● What is required: An exact, complete copy of the entries is what is needed.

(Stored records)
▬▬▬▬▬▬

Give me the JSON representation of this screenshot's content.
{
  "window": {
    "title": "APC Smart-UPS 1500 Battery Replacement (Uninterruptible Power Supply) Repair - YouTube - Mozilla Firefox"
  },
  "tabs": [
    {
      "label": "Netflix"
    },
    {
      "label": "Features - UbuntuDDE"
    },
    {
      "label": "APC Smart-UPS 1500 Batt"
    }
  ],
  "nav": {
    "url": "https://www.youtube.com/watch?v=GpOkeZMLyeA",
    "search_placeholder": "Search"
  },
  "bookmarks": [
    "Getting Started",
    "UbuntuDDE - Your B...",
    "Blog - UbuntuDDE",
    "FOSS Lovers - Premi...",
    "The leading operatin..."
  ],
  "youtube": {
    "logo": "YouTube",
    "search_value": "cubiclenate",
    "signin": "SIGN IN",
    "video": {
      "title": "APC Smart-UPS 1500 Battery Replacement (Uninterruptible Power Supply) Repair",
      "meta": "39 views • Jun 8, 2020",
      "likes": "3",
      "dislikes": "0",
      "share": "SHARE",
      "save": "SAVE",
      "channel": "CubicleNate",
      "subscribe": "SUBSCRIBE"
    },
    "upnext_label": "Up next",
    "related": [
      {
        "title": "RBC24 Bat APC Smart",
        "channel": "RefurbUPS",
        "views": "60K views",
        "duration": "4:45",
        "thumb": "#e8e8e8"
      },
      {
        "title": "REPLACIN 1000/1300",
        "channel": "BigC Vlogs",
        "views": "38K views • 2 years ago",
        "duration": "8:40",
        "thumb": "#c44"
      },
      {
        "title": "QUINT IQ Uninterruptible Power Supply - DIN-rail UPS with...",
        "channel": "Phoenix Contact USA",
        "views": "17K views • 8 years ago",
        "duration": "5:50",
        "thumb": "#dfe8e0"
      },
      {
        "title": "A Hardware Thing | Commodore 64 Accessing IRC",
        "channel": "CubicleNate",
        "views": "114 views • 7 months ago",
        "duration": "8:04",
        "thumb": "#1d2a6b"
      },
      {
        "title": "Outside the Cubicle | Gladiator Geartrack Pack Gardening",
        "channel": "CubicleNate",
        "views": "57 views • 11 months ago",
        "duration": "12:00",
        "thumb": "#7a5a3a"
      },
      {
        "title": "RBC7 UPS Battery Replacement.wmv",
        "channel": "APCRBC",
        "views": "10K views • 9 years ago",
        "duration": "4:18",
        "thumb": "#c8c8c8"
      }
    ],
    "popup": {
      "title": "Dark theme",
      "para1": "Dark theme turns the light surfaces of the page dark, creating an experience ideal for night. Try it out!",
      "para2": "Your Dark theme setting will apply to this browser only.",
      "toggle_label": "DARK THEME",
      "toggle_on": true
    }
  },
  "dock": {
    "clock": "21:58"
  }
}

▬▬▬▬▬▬

● Task result:
Give me the JSON representation of this screenshot's content.
{
  "window": {
    "title": "APC Smart-UPS 1500 Battery Replacement (Uninterruptible Power Supply) Repair - YouTube - Mozilla Firefox"
  },
  "tabs": [
    {
      "label": "Netflix"
    },
    {
      "label": "Features - UbuntuDDE"
    },
    {
      "label": "APC Smart-UPS 1500 Batt"
    }
  ],
  "nav": {
    "url": "https://www.youtube.com/watch?v=GpOkeZMLyeA",
    "search_placeholder": "Search"
  },
  "bookmarks": [
    "Getting Started",
    "UbuntuDDE - Your B...",
    "Blog - UbuntuDDE",
    "FOSS Lovers - Premi...",
    "The leading operatin..."
  ],
  "youtube": {
    "logo": "YouTube",
    "search_value": "cubiclenate",
    "signin": "SIGN IN",
    "video": {
      "title": "APC Smart-UPS 1500 Battery Replacement (Uninterruptible Power Supply) Repair",
      "meta": "39 views • Jun 8, 2020",
      "likes": "3",
      "dislikes": "0",
      "share": "SHARE",
      "save": "SAVE",
      "channel": "CubicleNate",
      "subscribe": "SUBSCRIBE"
    },
    "upnext_label": "Up next",
    "related": [
      {
        "title": "RBC24 Bat APC Smart",
        "channel": "RefurbUPS",
        "views": "60K views",
        "duration": "4:45",
        "thumb": "#e8e8e8"
      },
      {
        "title": "REPLACIN 1000/1300",
        "channel": "BigC Vlogs",
        "views": "38K views • 2 years ago",
        "duration": "8:40",
        "thumb": "#c44"
      },
      {
        "title": "QUINT IQ Uninterruptible Power Supply - DIN-rail UPS with...",
        "channel": "Phoenix Contact USA",
        "views": "17K views • 8 years ago",
        "duration": "5:50",
        "thumb": "#dfe8e0"
      },
      {
        "title": "A Hardware Thing | Commodore 64 Accessing IRC",
        "channel": "CubicleNate",
        "views": "114 views • 7 months ago",
        "duration": "8:04",
        "thumb": "#1d2a6b"
      },
      {
        "title": "Outside the Cubicle | Gladiator Geartrack Pack Gardening",
        "channel": "CubicleNate",
        "views": "57 views • 11 months ago",
        "duration": "12:00",
        "thumb": "#7a5a3a"
      },
      {
        "title": "RBC7 UPS Battery Replacement.wmv",
        "channel": "APCRBC",
        "views": "10K views • 9 years ago",
        "duration": "4:18",
        "thumb": "#c8c8c8"
      }
    ],
    "popup": {
      "title": "Dark theme",
      "para1": "Dark theme turns the light surfaces of the page dark, creating an experience ideal for night. Try it out!",
      "para2": "Your Dark theme setting will apply to this browser only.",
      "toggle_label": "DARK THEME",
      "toggle_on": true
    }
  },
  "dock": {
    "clock": "21:58"
  }
}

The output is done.